[SOURCE RECORDS]

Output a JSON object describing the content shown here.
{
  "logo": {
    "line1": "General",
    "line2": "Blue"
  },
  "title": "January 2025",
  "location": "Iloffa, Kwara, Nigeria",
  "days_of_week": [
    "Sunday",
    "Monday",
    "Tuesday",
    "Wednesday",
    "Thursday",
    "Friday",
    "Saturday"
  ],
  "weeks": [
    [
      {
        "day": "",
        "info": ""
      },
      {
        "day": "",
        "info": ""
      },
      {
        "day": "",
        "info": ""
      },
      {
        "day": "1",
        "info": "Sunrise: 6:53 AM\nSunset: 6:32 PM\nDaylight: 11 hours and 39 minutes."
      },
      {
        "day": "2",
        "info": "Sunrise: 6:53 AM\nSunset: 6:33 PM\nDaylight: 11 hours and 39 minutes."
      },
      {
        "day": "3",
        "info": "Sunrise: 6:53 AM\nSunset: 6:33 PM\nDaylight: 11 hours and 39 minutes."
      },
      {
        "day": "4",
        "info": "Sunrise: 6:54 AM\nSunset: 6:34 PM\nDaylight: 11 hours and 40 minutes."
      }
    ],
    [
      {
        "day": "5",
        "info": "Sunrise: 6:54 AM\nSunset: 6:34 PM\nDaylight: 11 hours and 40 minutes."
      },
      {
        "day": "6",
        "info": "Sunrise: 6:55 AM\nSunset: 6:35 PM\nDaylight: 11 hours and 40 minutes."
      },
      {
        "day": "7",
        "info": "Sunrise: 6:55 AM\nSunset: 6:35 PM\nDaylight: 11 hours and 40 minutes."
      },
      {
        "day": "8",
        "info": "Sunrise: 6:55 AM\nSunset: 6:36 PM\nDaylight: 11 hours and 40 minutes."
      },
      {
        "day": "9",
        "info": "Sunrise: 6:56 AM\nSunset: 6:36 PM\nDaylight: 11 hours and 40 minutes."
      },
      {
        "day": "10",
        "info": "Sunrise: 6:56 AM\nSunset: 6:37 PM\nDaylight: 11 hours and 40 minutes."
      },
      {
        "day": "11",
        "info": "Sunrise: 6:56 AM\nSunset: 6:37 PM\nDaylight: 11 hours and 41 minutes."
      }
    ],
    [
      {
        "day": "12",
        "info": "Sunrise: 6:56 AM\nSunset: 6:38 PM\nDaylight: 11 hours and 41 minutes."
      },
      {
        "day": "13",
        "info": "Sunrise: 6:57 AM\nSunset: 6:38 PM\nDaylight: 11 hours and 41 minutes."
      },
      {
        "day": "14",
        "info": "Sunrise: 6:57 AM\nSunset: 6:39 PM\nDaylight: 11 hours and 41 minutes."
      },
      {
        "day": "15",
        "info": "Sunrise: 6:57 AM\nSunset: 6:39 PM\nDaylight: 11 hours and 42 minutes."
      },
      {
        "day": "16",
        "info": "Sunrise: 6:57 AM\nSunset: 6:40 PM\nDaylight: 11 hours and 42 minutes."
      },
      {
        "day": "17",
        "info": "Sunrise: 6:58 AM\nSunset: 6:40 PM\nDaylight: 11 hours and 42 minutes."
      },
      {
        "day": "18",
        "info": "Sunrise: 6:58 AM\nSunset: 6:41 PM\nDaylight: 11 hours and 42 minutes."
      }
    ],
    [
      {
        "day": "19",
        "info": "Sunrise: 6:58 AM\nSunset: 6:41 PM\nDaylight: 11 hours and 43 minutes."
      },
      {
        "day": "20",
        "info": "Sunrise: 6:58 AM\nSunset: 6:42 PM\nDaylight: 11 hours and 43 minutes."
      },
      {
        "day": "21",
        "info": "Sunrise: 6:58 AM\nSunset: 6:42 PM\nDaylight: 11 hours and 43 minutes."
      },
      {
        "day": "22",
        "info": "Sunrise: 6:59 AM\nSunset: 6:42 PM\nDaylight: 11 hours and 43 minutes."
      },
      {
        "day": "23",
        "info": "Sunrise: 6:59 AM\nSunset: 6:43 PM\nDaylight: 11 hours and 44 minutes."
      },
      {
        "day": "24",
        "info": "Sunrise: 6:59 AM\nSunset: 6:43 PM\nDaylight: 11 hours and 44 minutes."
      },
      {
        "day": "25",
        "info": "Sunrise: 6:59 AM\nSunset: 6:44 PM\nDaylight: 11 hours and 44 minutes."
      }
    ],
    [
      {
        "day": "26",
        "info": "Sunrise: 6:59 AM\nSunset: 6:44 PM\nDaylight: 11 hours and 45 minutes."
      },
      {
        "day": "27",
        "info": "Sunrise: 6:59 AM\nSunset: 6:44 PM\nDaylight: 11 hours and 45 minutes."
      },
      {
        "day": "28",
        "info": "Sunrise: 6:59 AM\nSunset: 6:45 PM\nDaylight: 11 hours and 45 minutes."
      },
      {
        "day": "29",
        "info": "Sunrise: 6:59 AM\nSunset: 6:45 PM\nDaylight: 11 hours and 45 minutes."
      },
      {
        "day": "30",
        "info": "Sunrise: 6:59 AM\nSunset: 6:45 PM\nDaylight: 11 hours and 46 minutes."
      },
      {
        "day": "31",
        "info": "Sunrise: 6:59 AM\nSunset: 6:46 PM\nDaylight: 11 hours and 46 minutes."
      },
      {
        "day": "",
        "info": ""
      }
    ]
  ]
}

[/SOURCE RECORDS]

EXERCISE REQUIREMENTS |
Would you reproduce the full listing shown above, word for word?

SOLUTION BELOW |
Output a JSON object describing the content shown here.
{
  "logo": {
    "line1": "General",
    "line2": "Blue"
  },
  "title": "January 2025",
  "location": "Iloffa, Kwara, Nigeria",
  "days_of_week": [
    "Sunday",
    "Monday",
    "Tuesday",
    "Wednesday",
    "Thursday",
    "Friday",
    "Saturday"
  ],
  "weeks": [
    [
      {
        "day": "",
        "info": ""
      },
      {
        "day": "",
        "info": ""
      },
      {
        "day": "",
        "info": ""
      },
      {
        "day": "1",
        "info": "Sunrise: 6:53 AM\nSunset: 6:32 PM\nDaylight: 11 hours and 39 minutes."
      },
      {
        "day": "2",
        "info": "Sunrise: 6:53 AM\nSunset: 6:33 PM\nDaylight: 11 hours and 39 minutes."
      },
      {
        "day": "3",
        "info": "Sunrise: 6:53 AM\nSunset: 6:33 PM\nDaylight: 11 hours and 39 minutes."
      },
      {
        "day": "4",
        "info": "Sunrise: 6:54 AM\nSunset: 6:34 PM\nDaylight: 11 hours and 40 minutes."
      }
    ],
    [
      {
        "day": "5",
        "info": "Sunrise: 6:54 AM\nSunset: 6:34 PM\nDaylight: 11 hours and 40 minutes."
      },
      {
        "day": "6",
        "info": "Sunrise: 6:55 AM\nSunset: 6:35 PM\nDaylight: 11 hours and 40 minutes."
      },
      {
        "day": "7",
        "info": "Sunrise: 6:55 AM\nSunset: 6:35 PM\nDaylight: 11 hours and 40 minutes."
      },
      {
        "day": "8",
        "info": "Sunrise: 6:55 AM\nSunset: 6:36 PM\nDaylight: 11 hours and 40 minutes."
      },
      {
        "day": "9",
        "info": "Sunrise: 6:56 AM\nSunset: 6:36 PM\nDaylight: 11 hours and 40 minutes."
      },
      {
        "day": "10",
        "info": "Sunrise: 6:56 AM\nSunset: 6:37 PM\nDaylight: 11 hours and 40 minutes."
      },
      {
        "day": "11",
        "info": "Sunrise: 6:56 AM\nSunset: 6:37 PM\nDaylight: 11 hours and 41 minutes."
      }
    ],
    [
      {
        "day": "12",
        "info": "Sunrise: 6:56 AM\nSunset: 6:38 PM\nDaylight: 11 hours and 41 minutes."
      },
      {
        "day": "13",
        "info": "Sunrise: 6:57 AM\nSunset: 6:38 PM\nDaylight: 11 hours and 41 minutes."
      },
      {
        "day": "14",
        "info": "Sunrise: 6:57 AM\nSunset: 6:39 PM\nDaylight: 11 hours and 41 minutes."
      },
      {
        "day": "15",
        "info": "Sunrise: 6:57 AM\nSunset: 6:39 PM\nDaylight: 11 hours and 42 minutes."
      },
      {
        "day": "16",
        "info": "Sunrise: 6:57 AM\nSunset: 6:40 PM\nDaylight: 11 hours and 42 minutes."
      },
      {
        "day": "17",
        "info": "Sunrise: 6:58 AM\nSunset: 6:40 PM\nDaylight: 11 hours and 42 minutes."
      },
      {
        "day": "18",
        "info": "Sunrise: 6:58 AM\nSunset: 6:41 PM\nDaylight: 11 hours and 42 minutes."
      }
    ],
    [
      {
        "day": "19",
        "info": "Sunrise: 6:58 AM\nSunset: 6:41 PM\nDaylight: 11 hours and 43 minutes."
      },
      {
        "day": "20",
        "info": "Sunrise: 6:58 AM\nSunset: 6:42 PM\nDaylight: 11 hours and 43 minutes."
      },
      {
        "day": "21",
        "info": "Sunrise: 6:58 AM\nSunset: 6:42 PM\nDaylight: 11 hours and 43 minutes."
      },
      {
        "day": "22",
        "info": "Sunrise: 6:59 AM\nSunset: 6:42 PM\nDaylight: 11 hours and 43 minutes."
      },
      {
        "day": "23",
        "info": "Sunrise: 6:59 AM\nSunset: 6:43 PM\nDaylight: 11 hours and 44 minutes."
      },
      {
        "day": "24",
        "info": "Sunrise: 6:59 AM\nSunset: 6:43 PM\nDaylight: 11 hours and 44 minutes."
      },
      {
        "day": "25",
        "info": "Sunrise: 6:59 AM\nSunset: 6:44 PM\nDaylight: 11 hours and 44 minutes."
      }
    ],
    [
      {
        "day": "26",
        "info": "Sunrise: 6:59 AM\nSunset: 6:44 PM\nDaylight: 11 hours and 45 minutes."
      },
      {
        "day": "27",
        "info": "Sunrise: 6:59 AM\nSunset: 6:44 PM\nDaylight: 11 hours and 45 minutes."
      },
      {
        "day": "28",
        "info": "Sunrise: 6:59 AM\nSunset: 6:45 PM\nDaylight: 11 hours and 45 minutes."
      },
      {
        "day": "29",
        "info": "Sunrise: 6:59 AM\nSunset: 6:45 PM\nDaylight: 11 hours and 45 minutes."
      },
      {
        "day": "30",
        "info": "Sunrise: 6:59 AM\nSunset: 6:45 PM\nDaylight: 11 hours and 46 minutes."
      },
      {
        "day": "31",
        "info": "Sunrise: 6:59 AM\nSunset: 6:46 PM\nDaylight: 11 hours and 46 minutes."
      },
      {
        "day": "",
        "info": ""
      }
    ]
  ]
}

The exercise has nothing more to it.